Requirement:
For every line in the entries that contains "kind", show the whole line.
*** Opening Extracted entries ***
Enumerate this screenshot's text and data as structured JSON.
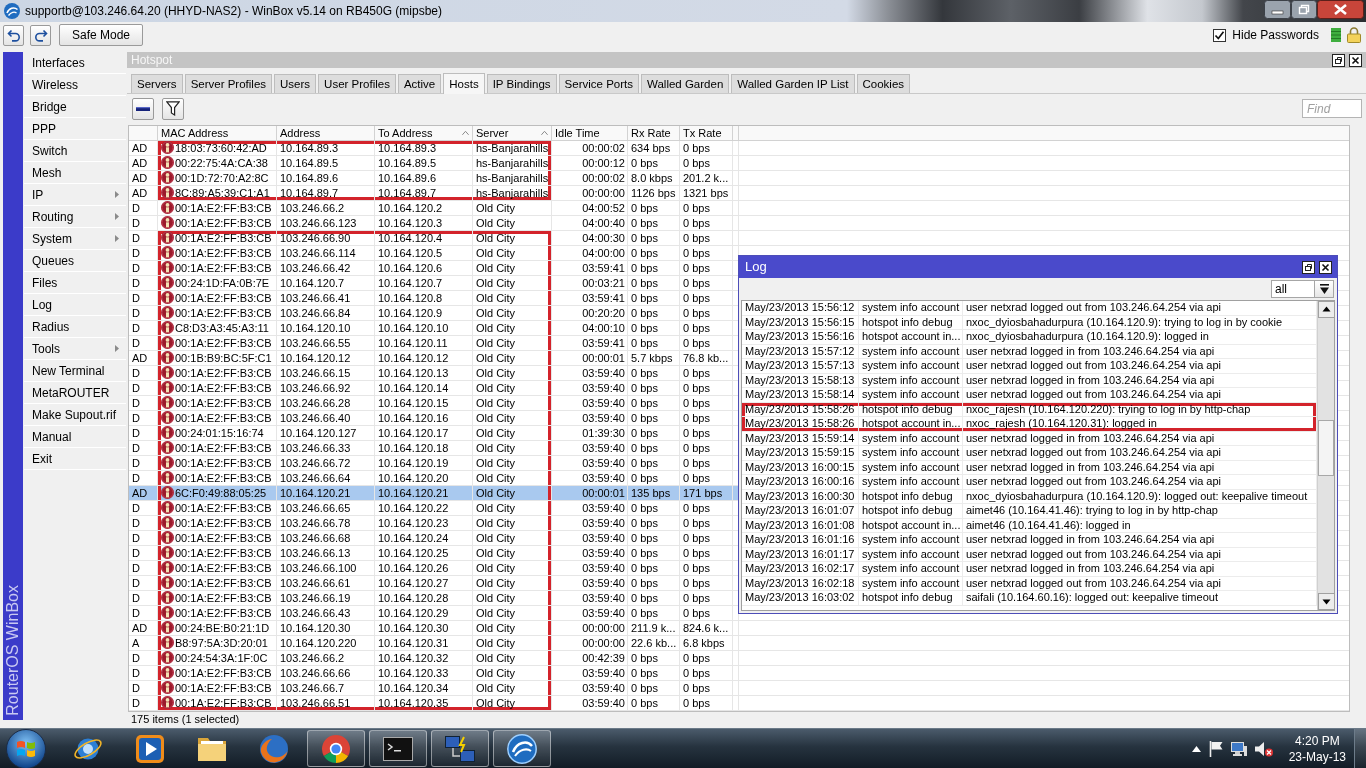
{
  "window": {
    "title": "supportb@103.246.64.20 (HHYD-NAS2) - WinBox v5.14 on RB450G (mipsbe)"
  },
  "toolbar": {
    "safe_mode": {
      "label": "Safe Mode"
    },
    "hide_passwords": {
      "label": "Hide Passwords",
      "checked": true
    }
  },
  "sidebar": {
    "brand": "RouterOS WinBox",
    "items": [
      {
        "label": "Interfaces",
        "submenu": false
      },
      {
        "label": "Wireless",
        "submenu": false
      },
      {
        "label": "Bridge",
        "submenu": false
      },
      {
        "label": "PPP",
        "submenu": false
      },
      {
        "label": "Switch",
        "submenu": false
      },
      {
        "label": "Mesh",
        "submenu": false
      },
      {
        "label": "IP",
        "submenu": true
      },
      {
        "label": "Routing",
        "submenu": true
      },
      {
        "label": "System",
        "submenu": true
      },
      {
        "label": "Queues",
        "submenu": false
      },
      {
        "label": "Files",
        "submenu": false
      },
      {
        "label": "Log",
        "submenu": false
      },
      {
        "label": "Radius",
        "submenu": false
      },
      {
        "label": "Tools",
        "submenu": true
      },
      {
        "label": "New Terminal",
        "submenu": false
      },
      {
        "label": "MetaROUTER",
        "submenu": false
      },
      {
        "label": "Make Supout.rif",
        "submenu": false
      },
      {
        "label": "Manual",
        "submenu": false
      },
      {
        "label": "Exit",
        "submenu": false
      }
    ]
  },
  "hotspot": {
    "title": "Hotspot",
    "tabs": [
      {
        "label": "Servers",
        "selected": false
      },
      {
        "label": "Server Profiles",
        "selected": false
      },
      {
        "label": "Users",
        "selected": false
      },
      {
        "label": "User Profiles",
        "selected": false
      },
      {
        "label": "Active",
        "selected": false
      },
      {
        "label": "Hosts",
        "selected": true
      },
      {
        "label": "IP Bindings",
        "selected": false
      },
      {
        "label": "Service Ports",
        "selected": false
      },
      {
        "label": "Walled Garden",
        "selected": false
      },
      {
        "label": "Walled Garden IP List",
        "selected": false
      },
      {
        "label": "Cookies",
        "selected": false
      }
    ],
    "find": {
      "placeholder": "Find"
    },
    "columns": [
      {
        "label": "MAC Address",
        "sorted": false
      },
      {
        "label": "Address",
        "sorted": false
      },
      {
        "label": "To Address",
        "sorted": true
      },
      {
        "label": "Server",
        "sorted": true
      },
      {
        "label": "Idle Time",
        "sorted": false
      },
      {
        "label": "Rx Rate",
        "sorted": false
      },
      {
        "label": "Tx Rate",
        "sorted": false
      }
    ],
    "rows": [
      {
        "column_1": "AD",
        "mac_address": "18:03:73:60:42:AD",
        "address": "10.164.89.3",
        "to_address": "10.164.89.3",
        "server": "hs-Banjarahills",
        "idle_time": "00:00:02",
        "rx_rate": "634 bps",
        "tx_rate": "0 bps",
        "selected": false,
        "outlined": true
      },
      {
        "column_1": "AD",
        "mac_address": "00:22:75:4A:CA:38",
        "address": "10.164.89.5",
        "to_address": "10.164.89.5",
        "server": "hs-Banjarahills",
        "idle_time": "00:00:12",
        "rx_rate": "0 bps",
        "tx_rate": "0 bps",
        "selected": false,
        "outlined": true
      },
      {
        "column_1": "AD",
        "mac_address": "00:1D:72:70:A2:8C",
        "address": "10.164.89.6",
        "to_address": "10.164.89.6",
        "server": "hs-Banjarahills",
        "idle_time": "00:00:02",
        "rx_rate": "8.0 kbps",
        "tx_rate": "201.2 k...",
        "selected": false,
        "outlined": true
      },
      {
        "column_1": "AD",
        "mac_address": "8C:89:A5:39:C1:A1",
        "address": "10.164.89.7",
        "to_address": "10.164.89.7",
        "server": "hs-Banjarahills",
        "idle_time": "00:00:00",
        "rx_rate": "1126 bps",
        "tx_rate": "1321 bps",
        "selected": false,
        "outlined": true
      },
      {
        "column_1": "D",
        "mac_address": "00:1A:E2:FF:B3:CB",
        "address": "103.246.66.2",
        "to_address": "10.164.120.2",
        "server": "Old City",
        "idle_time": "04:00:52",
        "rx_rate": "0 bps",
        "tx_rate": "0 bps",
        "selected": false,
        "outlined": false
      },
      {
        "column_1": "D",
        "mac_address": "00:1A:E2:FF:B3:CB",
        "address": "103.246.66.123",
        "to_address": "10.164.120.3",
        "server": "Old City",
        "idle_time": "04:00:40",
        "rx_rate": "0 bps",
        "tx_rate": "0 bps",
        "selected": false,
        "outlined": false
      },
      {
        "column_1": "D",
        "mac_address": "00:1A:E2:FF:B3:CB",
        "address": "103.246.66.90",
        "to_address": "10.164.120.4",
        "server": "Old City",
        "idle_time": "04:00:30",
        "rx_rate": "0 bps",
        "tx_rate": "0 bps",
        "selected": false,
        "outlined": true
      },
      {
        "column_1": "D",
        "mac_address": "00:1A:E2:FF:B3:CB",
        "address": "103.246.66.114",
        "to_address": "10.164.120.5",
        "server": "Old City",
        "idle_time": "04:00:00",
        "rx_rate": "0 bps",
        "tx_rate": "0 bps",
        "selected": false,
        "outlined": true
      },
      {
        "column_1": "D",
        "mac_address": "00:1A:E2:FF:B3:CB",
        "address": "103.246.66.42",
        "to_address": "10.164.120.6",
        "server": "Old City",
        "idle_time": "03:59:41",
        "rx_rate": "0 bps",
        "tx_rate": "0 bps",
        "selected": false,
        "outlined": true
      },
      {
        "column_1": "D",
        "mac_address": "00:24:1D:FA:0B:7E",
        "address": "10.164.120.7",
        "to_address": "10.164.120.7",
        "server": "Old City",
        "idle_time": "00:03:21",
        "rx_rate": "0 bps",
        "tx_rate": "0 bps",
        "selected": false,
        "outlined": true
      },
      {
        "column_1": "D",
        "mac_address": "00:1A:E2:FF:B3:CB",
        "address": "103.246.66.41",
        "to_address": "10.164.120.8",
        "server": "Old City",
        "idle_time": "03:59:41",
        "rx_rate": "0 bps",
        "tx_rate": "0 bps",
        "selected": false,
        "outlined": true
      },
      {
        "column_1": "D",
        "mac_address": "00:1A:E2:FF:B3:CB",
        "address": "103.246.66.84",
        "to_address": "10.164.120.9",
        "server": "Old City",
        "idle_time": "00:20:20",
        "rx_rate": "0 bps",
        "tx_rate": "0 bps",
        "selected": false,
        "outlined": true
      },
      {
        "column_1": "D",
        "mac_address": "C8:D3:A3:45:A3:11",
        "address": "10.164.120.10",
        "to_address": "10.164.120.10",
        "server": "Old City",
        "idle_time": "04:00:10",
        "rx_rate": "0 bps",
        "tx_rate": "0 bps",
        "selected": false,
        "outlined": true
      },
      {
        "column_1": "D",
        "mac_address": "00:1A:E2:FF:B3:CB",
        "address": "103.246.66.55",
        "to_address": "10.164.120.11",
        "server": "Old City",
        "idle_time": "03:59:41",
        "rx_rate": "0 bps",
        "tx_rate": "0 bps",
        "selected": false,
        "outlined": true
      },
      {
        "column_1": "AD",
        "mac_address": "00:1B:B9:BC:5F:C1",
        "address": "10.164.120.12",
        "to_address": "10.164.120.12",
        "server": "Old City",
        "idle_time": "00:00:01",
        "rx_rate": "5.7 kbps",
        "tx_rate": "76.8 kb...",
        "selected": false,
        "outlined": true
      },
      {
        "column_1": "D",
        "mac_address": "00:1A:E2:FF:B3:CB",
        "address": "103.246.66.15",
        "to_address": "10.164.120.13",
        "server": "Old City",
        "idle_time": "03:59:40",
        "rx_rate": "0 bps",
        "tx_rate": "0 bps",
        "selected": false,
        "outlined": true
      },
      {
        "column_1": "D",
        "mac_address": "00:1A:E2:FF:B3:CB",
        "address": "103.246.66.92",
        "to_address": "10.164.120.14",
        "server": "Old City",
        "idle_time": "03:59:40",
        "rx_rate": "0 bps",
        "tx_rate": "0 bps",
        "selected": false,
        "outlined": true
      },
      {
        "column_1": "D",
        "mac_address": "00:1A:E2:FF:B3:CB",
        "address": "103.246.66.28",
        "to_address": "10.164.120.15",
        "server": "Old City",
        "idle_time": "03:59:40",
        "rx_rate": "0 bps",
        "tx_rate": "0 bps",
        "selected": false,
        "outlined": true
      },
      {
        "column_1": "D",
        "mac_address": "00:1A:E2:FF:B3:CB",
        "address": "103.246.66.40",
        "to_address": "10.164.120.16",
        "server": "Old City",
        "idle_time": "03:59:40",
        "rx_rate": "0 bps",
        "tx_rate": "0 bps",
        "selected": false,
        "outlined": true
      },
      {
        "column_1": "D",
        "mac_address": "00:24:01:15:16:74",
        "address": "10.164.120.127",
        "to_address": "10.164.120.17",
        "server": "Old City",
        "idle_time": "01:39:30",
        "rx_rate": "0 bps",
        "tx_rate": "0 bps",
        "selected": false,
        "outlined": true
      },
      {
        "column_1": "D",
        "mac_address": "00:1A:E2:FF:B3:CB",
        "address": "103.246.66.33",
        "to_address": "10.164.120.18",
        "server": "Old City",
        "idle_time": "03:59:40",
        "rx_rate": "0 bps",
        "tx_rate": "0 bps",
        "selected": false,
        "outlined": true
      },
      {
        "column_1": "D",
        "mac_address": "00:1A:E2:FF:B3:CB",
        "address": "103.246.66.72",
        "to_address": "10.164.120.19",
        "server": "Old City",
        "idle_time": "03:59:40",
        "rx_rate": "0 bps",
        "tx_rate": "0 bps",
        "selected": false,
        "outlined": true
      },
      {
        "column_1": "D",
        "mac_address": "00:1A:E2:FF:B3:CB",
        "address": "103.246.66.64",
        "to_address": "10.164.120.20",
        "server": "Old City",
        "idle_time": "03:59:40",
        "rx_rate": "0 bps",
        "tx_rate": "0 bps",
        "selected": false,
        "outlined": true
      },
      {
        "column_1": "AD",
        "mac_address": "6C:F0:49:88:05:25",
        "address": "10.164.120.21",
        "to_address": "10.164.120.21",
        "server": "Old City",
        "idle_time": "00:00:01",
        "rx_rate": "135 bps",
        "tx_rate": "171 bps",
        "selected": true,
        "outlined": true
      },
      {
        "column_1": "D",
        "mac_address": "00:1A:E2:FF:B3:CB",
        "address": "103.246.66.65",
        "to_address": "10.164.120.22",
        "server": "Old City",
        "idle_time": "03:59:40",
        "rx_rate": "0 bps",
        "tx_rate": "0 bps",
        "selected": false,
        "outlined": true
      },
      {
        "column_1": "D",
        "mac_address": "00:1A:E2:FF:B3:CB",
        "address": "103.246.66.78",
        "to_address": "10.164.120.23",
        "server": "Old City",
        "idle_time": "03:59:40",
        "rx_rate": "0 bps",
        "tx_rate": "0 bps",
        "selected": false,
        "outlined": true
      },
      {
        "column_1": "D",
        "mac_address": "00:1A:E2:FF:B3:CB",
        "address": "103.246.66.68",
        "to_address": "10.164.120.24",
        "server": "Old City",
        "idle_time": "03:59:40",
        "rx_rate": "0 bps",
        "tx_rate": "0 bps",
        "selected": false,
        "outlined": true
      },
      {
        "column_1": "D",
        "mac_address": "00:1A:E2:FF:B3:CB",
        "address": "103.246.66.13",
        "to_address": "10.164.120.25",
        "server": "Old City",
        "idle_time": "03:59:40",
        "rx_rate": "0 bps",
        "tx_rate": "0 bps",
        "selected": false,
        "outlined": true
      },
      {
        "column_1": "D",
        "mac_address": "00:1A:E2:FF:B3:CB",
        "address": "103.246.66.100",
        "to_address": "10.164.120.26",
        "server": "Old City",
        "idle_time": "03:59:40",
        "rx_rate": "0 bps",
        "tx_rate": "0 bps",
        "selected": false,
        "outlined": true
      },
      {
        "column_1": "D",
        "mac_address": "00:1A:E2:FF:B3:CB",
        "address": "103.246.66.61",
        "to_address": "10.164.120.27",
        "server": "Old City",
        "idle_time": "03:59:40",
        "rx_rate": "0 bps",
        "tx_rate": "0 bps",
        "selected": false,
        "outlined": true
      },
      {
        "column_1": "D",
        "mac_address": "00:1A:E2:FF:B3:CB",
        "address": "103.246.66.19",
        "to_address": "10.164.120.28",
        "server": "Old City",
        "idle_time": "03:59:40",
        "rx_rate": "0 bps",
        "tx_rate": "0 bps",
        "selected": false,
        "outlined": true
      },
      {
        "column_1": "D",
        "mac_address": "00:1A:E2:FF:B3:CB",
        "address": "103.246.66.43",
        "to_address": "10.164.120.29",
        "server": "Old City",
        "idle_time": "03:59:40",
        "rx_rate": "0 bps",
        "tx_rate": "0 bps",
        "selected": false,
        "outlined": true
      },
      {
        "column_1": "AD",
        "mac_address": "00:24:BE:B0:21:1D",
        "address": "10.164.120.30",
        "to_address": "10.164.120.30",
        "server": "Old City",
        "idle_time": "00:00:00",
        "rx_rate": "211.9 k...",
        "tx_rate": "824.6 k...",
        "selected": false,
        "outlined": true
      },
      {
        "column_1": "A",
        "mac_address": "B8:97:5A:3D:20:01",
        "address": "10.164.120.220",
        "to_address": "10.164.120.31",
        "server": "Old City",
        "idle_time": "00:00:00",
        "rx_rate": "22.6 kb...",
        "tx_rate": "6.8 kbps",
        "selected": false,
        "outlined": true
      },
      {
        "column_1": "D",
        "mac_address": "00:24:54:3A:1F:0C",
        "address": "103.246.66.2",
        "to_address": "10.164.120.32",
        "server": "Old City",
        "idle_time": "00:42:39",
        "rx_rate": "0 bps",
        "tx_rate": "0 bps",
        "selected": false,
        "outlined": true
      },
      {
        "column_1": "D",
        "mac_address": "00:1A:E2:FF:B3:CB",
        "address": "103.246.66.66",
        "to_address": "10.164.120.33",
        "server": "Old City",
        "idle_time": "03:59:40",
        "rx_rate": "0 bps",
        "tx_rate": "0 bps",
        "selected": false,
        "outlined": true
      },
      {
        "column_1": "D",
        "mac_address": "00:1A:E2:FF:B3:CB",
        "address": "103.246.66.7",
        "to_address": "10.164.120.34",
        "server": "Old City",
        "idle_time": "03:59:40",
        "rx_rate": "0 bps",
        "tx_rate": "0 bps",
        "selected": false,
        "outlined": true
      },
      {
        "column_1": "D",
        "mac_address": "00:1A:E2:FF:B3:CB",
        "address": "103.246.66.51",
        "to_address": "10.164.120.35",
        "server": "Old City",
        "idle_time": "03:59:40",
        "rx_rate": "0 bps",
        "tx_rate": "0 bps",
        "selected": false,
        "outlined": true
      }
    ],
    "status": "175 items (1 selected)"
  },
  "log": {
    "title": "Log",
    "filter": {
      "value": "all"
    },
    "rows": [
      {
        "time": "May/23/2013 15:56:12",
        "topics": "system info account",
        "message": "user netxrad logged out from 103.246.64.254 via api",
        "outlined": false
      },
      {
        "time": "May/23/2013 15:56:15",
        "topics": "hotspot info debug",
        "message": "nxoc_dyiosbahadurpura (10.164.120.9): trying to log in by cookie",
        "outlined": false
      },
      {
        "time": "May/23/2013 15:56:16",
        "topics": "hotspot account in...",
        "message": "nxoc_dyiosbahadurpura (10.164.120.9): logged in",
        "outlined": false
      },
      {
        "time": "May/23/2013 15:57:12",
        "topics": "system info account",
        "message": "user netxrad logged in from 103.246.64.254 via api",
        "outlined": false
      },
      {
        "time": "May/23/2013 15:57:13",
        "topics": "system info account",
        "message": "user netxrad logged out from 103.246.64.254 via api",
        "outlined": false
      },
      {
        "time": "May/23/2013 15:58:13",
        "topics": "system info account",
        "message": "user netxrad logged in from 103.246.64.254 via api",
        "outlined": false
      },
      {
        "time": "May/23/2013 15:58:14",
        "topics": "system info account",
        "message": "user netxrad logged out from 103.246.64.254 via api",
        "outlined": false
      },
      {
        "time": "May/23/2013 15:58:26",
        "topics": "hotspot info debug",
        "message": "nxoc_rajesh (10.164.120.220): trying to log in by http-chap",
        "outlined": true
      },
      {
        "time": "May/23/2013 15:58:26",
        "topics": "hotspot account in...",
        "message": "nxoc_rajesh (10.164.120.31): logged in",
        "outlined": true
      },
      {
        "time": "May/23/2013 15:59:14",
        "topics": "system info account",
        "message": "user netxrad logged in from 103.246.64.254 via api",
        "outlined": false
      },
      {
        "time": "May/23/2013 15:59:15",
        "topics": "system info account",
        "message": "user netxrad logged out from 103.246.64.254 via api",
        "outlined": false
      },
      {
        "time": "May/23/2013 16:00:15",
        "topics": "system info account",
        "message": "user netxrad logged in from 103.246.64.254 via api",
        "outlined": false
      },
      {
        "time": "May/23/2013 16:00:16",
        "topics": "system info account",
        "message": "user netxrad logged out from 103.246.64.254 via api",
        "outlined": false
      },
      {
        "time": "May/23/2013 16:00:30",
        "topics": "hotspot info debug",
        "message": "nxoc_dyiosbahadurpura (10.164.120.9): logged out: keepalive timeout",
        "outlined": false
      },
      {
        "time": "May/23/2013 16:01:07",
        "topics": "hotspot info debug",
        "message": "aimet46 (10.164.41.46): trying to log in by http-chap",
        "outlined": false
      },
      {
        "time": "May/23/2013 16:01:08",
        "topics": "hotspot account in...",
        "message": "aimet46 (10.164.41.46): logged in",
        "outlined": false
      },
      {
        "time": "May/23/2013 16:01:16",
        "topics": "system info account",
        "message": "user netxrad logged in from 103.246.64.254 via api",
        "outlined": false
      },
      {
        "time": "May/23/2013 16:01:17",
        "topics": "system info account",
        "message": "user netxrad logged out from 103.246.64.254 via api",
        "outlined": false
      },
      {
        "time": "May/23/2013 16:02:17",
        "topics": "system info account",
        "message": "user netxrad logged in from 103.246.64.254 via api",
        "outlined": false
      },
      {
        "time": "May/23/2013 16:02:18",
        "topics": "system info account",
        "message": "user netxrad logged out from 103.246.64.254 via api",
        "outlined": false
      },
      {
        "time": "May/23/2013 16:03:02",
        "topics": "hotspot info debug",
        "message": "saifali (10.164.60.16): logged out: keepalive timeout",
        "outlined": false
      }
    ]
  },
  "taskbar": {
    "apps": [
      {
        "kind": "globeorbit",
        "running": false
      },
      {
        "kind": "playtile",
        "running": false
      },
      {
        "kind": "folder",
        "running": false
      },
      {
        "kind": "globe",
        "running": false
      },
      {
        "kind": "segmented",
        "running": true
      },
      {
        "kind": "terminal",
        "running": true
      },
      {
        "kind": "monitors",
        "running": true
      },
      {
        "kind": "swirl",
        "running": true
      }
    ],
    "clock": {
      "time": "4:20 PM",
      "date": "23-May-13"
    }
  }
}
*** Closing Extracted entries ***
Written response:
        "kind": "globeorbit",
        "kind": "playtile",
        "kind": "folder",
        "kind": "globe",
        "kind": "segmented",
        "kind": "terminal",
        "kind": "monitors",
        "kind": "swirl",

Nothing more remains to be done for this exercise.